* _Task objective_
Please tally the lines of the records that contain "Overlay" and send back only the total.

Segment Start: Dataset entries

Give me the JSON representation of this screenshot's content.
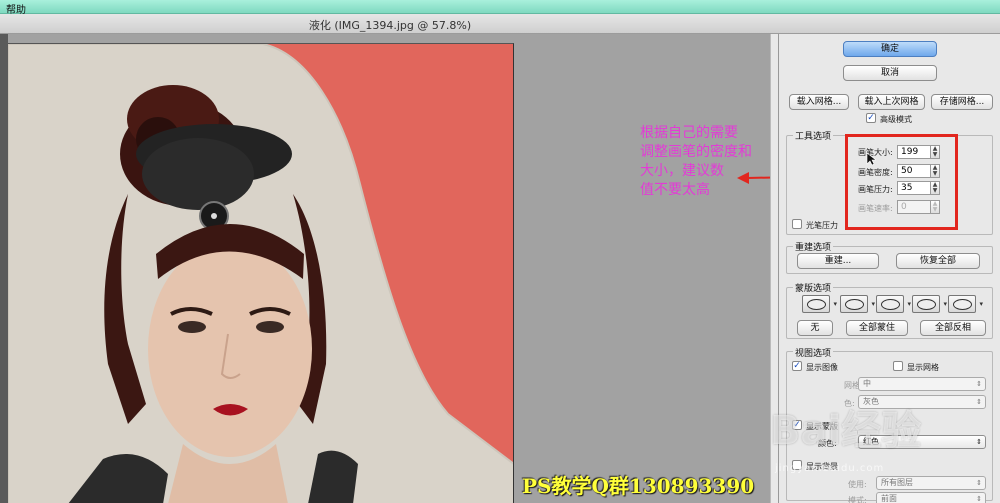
{
  "menubar": {
    "help": "帮助"
  },
  "window": {
    "title": "液化 (IMG_1394.jpg @ 57.8%)"
  },
  "buttons": {
    "ok": "确定",
    "cancel": "取消",
    "load_mesh": "载入网格...",
    "load_last_mesh": "载入上次网格",
    "save_mesh": "存储网格..."
  },
  "advanced_mode": {
    "label": "高级模式",
    "checked": true
  },
  "tool_options": {
    "title": "工具选项",
    "brush_size": {
      "label": "画笔大小:",
      "value": "199"
    },
    "brush_density": {
      "label": "画笔密度:",
      "value": "50"
    },
    "brush_pressure": {
      "label": "画笔压力:",
      "value": "35"
    },
    "brush_rate": {
      "label": "画笔速率:",
      "value": "0"
    },
    "stylus_pressure": "光笔压力"
  },
  "reconstruct_options": {
    "title": "重建选项",
    "reconstruct": "重建...",
    "restore_all": "恢复全部"
  },
  "mask_options": {
    "title": "蒙版选项",
    "none": "无",
    "mask_all": "全部蒙住",
    "invert_all": "全部反相"
  },
  "view_options": {
    "title": "视图选项",
    "show_image": "显示图像",
    "show_mesh": "显示网格",
    "mesh_size_label": "网格大小:",
    "mesh_size_value": "中",
    "mesh_color_label": "色:",
    "mesh_color_value": "灰色",
    "show_mask": "显示蒙版",
    "mask_color_label": "颜色:",
    "mask_color_value": "红色",
    "show_backdrop": "显示背景",
    "use_label": "使用:",
    "use_value": "所有图层",
    "mode_label": "模式:",
    "mode_value": "前面"
  },
  "annotation": {
    "lines": [
      "根据自己的需要",
      "调整画笔的密度和",
      "大小，建议数",
      "值不要太高"
    ]
  },
  "watermarks": {
    "qq": "PS教学Q群130893390",
    "baidu": "Bai经验",
    "url": "jingyan.baidu.com"
  },
  "colors": {
    "photo_bg": "#e1665c",
    "annotation": "#e33bd6",
    "highlight_box": "#e2261e",
    "qq_text": "#ffff3a"
  }
}
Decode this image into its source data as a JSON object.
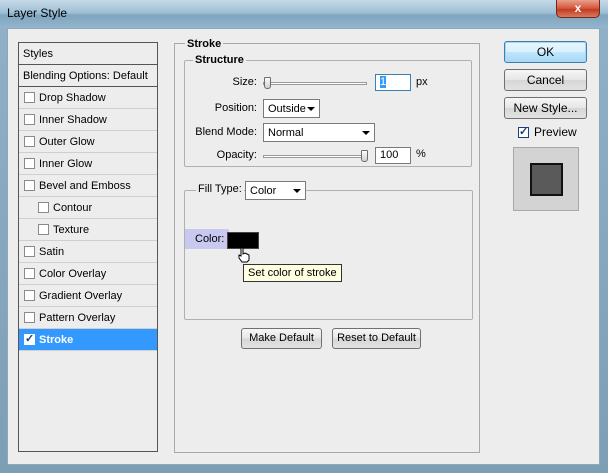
{
  "window": {
    "title": "Layer Style",
    "close_label": "x"
  },
  "styles_panel": {
    "header": "Styles",
    "blending": "Blending Options: Default",
    "items": [
      {
        "label": "Drop Shadow",
        "checked": false,
        "indent": false
      },
      {
        "label": "Inner Shadow",
        "checked": false,
        "indent": false
      },
      {
        "label": "Outer Glow",
        "checked": false,
        "indent": false
      },
      {
        "label": "Inner Glow",
        "checked": false,
        "indent": false
      },
      {
        "label": "Bevel and Emboss",
        "checked": false,
        "indent": false
      },
      {
        "label": "Contour",
        "checked": false,
        "indent": true
      },
      {
        "label": "Texture",
        "checked": false,
        "indent": true
      },
      {
        "label": "Satin",
        "checked": false,
        "indent": false
      },
      {
        "label": "Color Overlay",
        "checked": false,
        "indent": false
      },
      {
        "label": "Gradient Overlay",
        "checked": false,
        "indent": false
      },
      {
        "label": "Pattern Overlay",
        "checked": false,
        "indent": false
      },
      {
        "label": "Stroke",
        "checked": true,
        "indent": false,
        "selected": true
      }
    ]
  },
  "stroke": {
    "section_title": "Stroke",
    "structure": {
      "title": "Structure",
      "size_label": "Size:",
      "size_value": "1",
      "size_unit": "px",
      "position_label": "Position:",
      "position_value": "Outside",
      "blend_mode_label": "Blend Mode:",
      "blend_mode_value": "Normal",
      "opacity_label": "Opacity:",
      "opacity_value": "100",
      "opacity_unit": "%"
    },
    "fill": {
      "fill_type_label": "Fill Type:",
      "fill_type_value": "Color",
      "color_label": "Color:",
      "color_value": "#000000",
      "tooltip": "Set color of stroke"
    },
    "make_default": "Make Default",
    "reset_default": "Reset to Default"
  },
  "actions": {
    "ok": "OK",
    "cancel": "Cancel",
    "new_style": "New Style...",
    "preview_label": "Preview",
    "preview_checked": true
  },
  "colors": {
    "selection": "#3399ff",
    "color_label_highlight": "#c8c8f0",
    "preview_swatch": "#5a5a5a"
  }
}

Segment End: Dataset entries

* _Output below_
3